  • Source
    • "In addition to this, myo-inositol also contributes to plant protection against salinity by restoring the turgor pressure and protecting cellular structures from reactive oxygen species stress (Loewus and Murthy 2000; Majumder and Biswas 2006). Therefore, any changes in the levels of myo-inositol due to perturbation of MIPS may lead to alteration of the compounds synthesized later in the pathway, which can further disturb the signaling mechanism that regulates plants responses to different environmental stresses (Stevenson et al. 2000; Downes et al. 2005). Another important aspect of phytate reduction is associated with an increase in the amount of iron in seeds. "
    [Show abstract] [Hide abstract]

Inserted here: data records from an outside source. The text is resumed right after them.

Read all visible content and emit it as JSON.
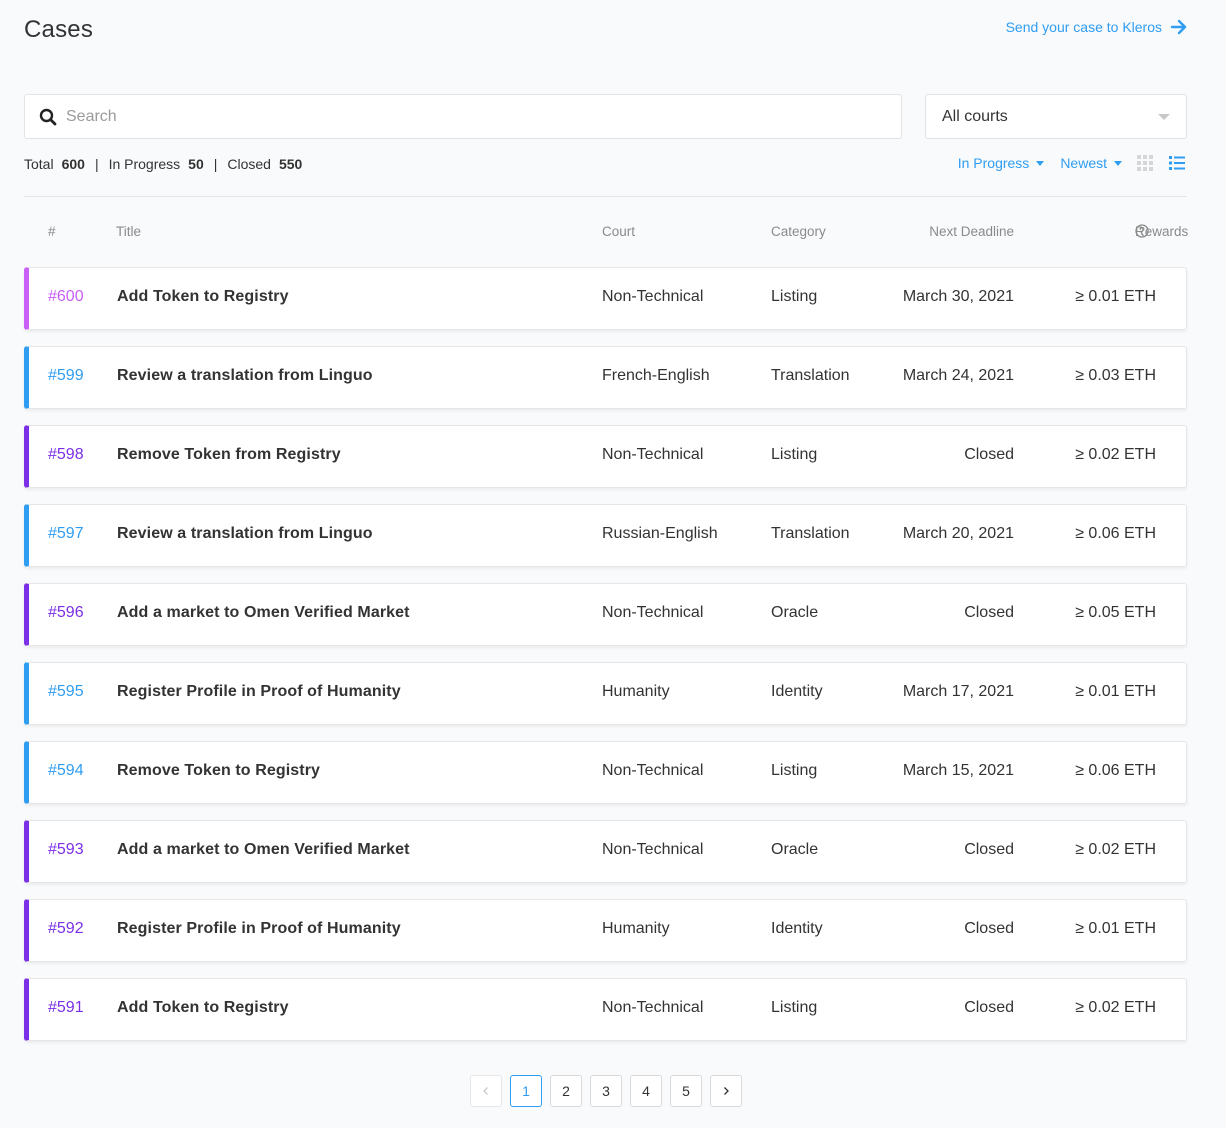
{
  "header": {
    "title": "Cases",
    "send_link": "Send your case to Kleros",
    "send_icon": "arrow-right-icon"
  },
  "search": {
    "placeholder": "Search",
    "value": ""
  },
  "court_select": {
    "value": "All courts"
  },
  "stats": {
    "total_label": "Total",
    "total": "600",
    "in_progress_label": "In Progress",
    "in_progress": "50",
    "closed_label": "Closed",
    "closed": "550",
    "separator": "|"
  },
  "filters": {
    "status": "In Progress",
    "sort": "Newest"
  },
  "table": {
    "headers": {
      "num": "#",
      "title": "Title",
      "court": "Court",
      "category": "Category",
      "deadline": "Next Deadline",
      "rewards": "Rewards"
    },
    "rows": [
      {
        "num": "#600",
        "title": "Add Token to Registry",
        "court": "Non-Technical",
        "category": "Listing",
        "deadline": "March 30, 2021",
        "rewards": "≥ 0.01 ETH",
        "accent": "#c95ff6"
      },
      {
        "num": "#599",
        "title": "Review a translation from Linguo",
        "court": "French-English",
        "category": "Translation",
        "deadline": "March 24, 2021",
        "rewards": "≥ 0.03 ETH",
        "accent": "#2f9df2"
      },
      {
        "num": "#598",
        "title": "Remove Token from Registry",
        "court": "Non-Technical",
        "category": "Listing",
        "deadline": "Closed",
        "rewards": "≥ 0.02 ETH",
        "accent": "#7b2fe6"
      },
      {
        "num": "#597",
        "title": "Review a translation from Linguo",
        "court": "Russian-English",
        "category": "Translation",
        "deadline": "March 20, 2021",
        "rewards": "≥ 0.06 ETH",
        "accent": "#2f9df2"
      },
      {
        "num": "#596",
        "title": "Add a market to Omen Verified Market",
        "court": "Non-Technical",
        "category": "Oracle",
        "deadline": "Closed",
        "rewards": "≥ 0.05 ETH",
        "accent": "#7b2fe6"
      },
      {
        "num": "#595",
        "title": "Register Profile in Proof of Humanity",
        "court": "Humanity",
        "category": "Identity",
        "deadline": "March 17, 2021",
        "rewards": "≥ 0.01 ETH",
        "accent": "#2f9df2"
      },
      {
        "num": "#594",
        "title": "Remove Token to Registry",
        "court": "Non-Technical",
        "category": "Listing",
        "deadline": "March 15, 2021",
        "rewards": "≥ 0.06 ETH",
        "accent": "#2f9df2"
      },
      {
        "num": "#593",
        "title": "Add a market to Omen Verified Market",
        "court": "Non-Technical",
        "category": "Oracle",
        "deadline": "Closed",
        "rewards": "≥ 0.02 ETH",
        "accent": "#7b2fe6"
      },
      {
        "num": "#592",
        "title": "Register Profile in Proof of Humanity",
        "court": "Humanity",
        "category": "Identity",
        "deadline": "Closed",
        "rewards": "≥ 0.01 ETH",
        "accent": "#7b2fe6"
      },
      {
        "num": "#591",
        "title": "Add Token to Registry",
        "court": "Non-Technical",
        "category": "Listing",
        "deadline": "Closed",
        "rewards": "≥ 0.02 ETH",
        "accent": "#7b2fe6"
      }
    ]
  },
  "pagination": {
    "pages": [
      "1",
      "2",
      "3",
      "4",
      "5"
    ],
    "current": "1"
  },
  "colors": {
    "accent_blue": "#2f9df2",
    "accent_purple": "#7b2fe6",
    "accent_pink": "#c95ff6"
  }
}
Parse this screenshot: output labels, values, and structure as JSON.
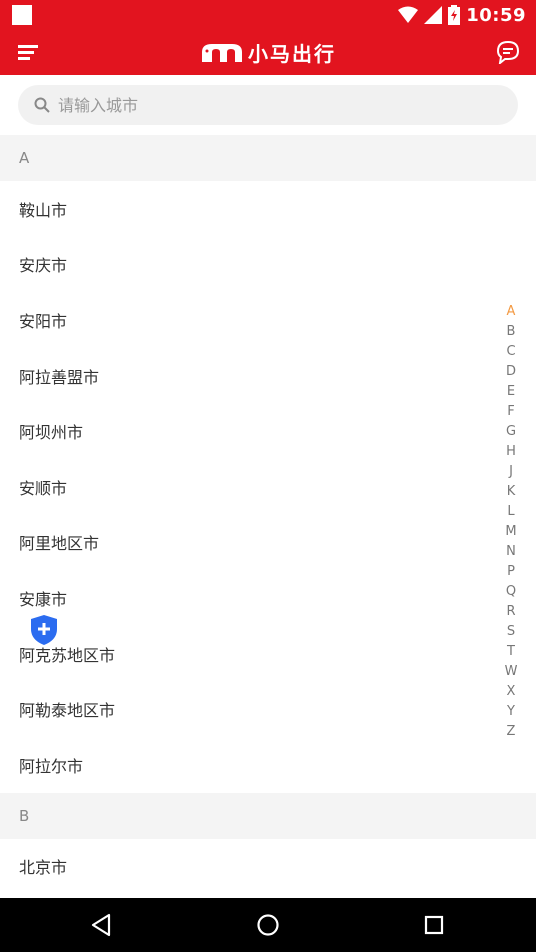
{
  "status_bar": {
    "time": "10:59",
    "icons": [
      "wifi-icon",
      "cell-signal-icon",
      "battery-icon"
    ]
  },
  "app_bar": {
    "logo_text": "小马出行",
    "menu_icon": "menu-icon",
    "chat_icon": "chat-icon"
  },
  "search": {
    "placeholder": "请输入城市"
  },
  "sections": [
    {
      "letter": "A",
      "cities": [
        "鞍山市",
        "安庆市",
        "安阳市",
        "阿拉善盟市",
        "阿坝州市",
        "安顺市",
        "阿里地区市",
        "安康市",
        "阿克苏地区市",
        "阿勒泰地区市",
        "阿拉尔市"
      ]
    },
    {
      "letter": "B",
      "cities": [
        "北京市"
      ]
    }
  ],
  "index_letters": [
    "A",
    "B",
    "C",
    "D",
    "E",
    "F",
    "G",
    "H",
    "J",
    "K",
    "L",
    "M",
    "N",
    "P",
    "Q",
    "R",
    "S",
    "T",
    "W",
    "X",
    "Y",
    "Z"
  ],
  "index_active": "A",
  "colors": {
    "brand_red": "#e2141f",
    "index_active": "#f39a43",
    "fab_blue": "#2b6cf0"
  }
}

    ABSTRACT: Background Phytic acid (InsP6) is considered as the major source of phosphorus and inositol phosphates in cereal grains. Reduction of phytic acid level in cereal grains is desirable in view of its antinutrient properties to maximize mineral bioavailability and minimize the load of phosphorus waste management. We report here RNAi mediated seed-specific silencing of myo-inositol-3-phosphate synthase (MIPS) gene catalyzing the first step of phytic acid biosynthesis in rice. Moreover, we also studied the possible implications of MIPS silencing on myo-inositol and related metabolism, since, first step of phytic acid biosynthesis is also the rate limiting step of myo-inositol synthesis, catalyzed by MIPS. Results The resulting transgenic rice plants (T3) showed a 4.59 fold down regulation in MIPS gene expression, which corresponds to a significant decrease in phytate levels and a simultaneous increment in the amount of inorganic phosphate in the seeds. A diminution in the myo-inositol content of transgenic plants was also observed due to disruption of the first step of phytic acid biosynthetic pathway, which further reduced the level of ascorbate and altered abscisic acid (ABA) sensitivity of the transgenic plants. In addition, our results shows that in the transgenic plants, the lower phytate levels has led to an increment of divalent cations, of which a 1.6 fold increase in the iron concentration in milled rice seeds was noteworthy. This increase could be attributed to reduced chelation of divalent metal (iron) cations, which may correlate to higher iron bioavailability in the endosperm of rice grains. Conclusion The present study evidently suggests that seed-specific silencing of MIPS in transgenic rice plants can yield substantial reduction in levels of phytic acid along with an increase in inorganic phosphate content. However, it was also demonstrated that the low phytate seeds had an undesirable diminution in levels of myo-inositol and ascorbate, which probably led to sensitiveness of seeds to abscisic acid during germination. Therefore, it is suggested that though MIPS is the prime target for generation of low phytate transgenic plants, down-regulation of MIPS can have detrimental effect on myo-inositol synthesis and related pathways which are involved in key plant metabolism.
    Full-text · Article · Nov 2013 · Rice
Show more